In 2019, Ireland recovered and recycled one million tonnes of waste for the first time. That year, 67.5% of all suitable materials were recycled and we significantly exceeded our EU waste targets. More recently, Dublin City Council noticed a further 18% jump in recycling during the pandemic. Dubliners are switched on to how important recycling is, but it can take some time to get used
Is Dublin expensive?
While Dublin is less expensive than Paris, Geneva, Copenhagen, Oslo, Vienna, Helsinki and Frankfurt, it’s more expensive than the likes of Amsterdam, Berlin, Barcelona and Milan. Our nearest neighbours in London pay slightly more for everyday essentials too.
The cost of living in Dublin is also lower than New York and LA in the US, as well as Hong Kong, Singapore, Osaka, Tokyo, Seoul, Sydney and Melbourne in the Asia-Pacific region.
If these comparisons don’t help you gauge the cost of living in Dublin, take a look at the what you can expect to pay for some key necessities below. Alternatively, if you want to study in Dublin, check out our guide to the cost of living for students.
The cost of consumer goods
In Dublin, the cost of consumer goods is higher than most other European cities. However, prices are coming down. Ongoing competition between supermarket chains has resulted in savings for shoppers at the till. As well as food, Ireland’s Consumer Price Index indicates that the cost of clothing and transport is declining too.
Crowd-sourced database Numbeo provides up-to-date figures for the cost of everyday goods here. You can also use it to compare the cost of living in Dublin with that of your nearest city.
The flip side of all this is that salaries in Dublin are also high. Right now, Ireland has the second highest minimum wage in Europe. There’s plans to move toward a higher living wage too. For other workers, average salaries are high and have steadily increased in recent years – even during the pandemic.
You can find out more about salaries in Dublin here.
The cost of accommodation

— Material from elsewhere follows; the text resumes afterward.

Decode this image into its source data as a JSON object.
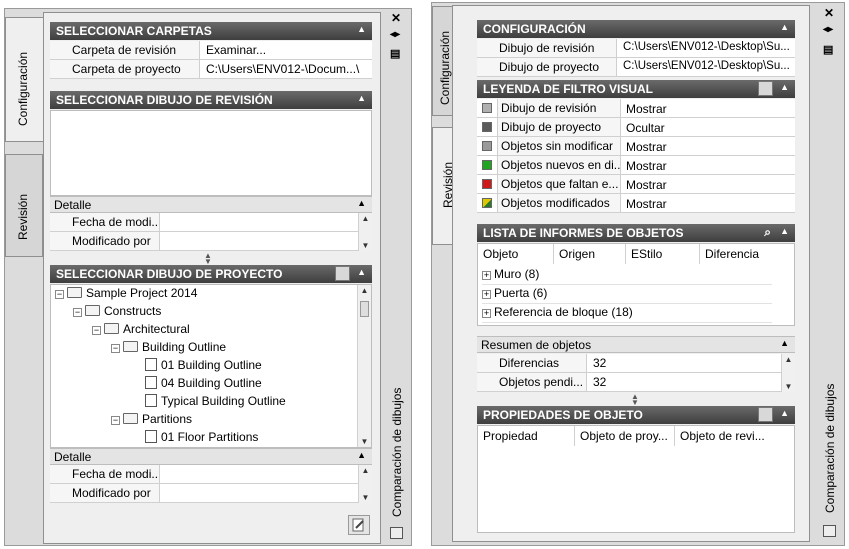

The cost of living in Dublin is largely driven by the high price of renting or buying a home. Both sectors have limited supply right now. However, housing is at the top of the Government’s priority list and new developments are starting all the time. Costs are expected to remain high for some time to come though.
In many ways, high house prices reflect Dublin’s success. They have been driven up by multinational corporations securing accommodation for workers and the large numbers of international students coming to study in Dublin.
In 2020, the average rent in Dublin city centre was €2,111, while the average cost of buying a home was €390,000. But prices vary hugely between different Dublin neighbourhoods.
Find out more about what you can expect to pay in our guide to finding accommodation in Dublin.
Is the cost of living in Dublin worth it?
While living expenses are quite high, Dublin also offers well-paid employment opportunities, access to some of Europe’s top universities and the chance to gain experience at internationally recognised multinationals. Getting to know the city’s people and culture is a bonus too.
If you want to relocate to an English-speaking city, Dublin is a little cheaper than London right now. Ultimately, the decision will depend on your personal circumstances and preferences.
Whether you rent or buy a home in Dublin, it’s important to know how to set up utilities. Renters also need to be aware that the relationship between a tenant and their landlord differs from other countries. Here’s how things stand in Dublin. How to set up utilities in a new home As a tenant or owner occupier, you are responsible for setting up your home’s utilities in your own name. If you’re renting, make sure your landlord tells you which companies supply your gas and electricity. This means you can contact them to take over the account – or move it to another supplier. If you purchase a home, your estate agent will be able to tell you w
The system for healthcare in Ireland is divided into two tiers: public and private. While everyone living in Dublin is well served with hospitals and local health services, the system can be difficult to navigate. Here, we cover the basics of using and accessing Dublin’s health services. Public healthcare Ireland’s public healthcare system offers world-class care, partly funded by the Government. Dublin is home to 14 public hospitals, some of which specialise in the likes of cancer services, children’s healthcare and maternity care. Some of these hospitals also have emergency d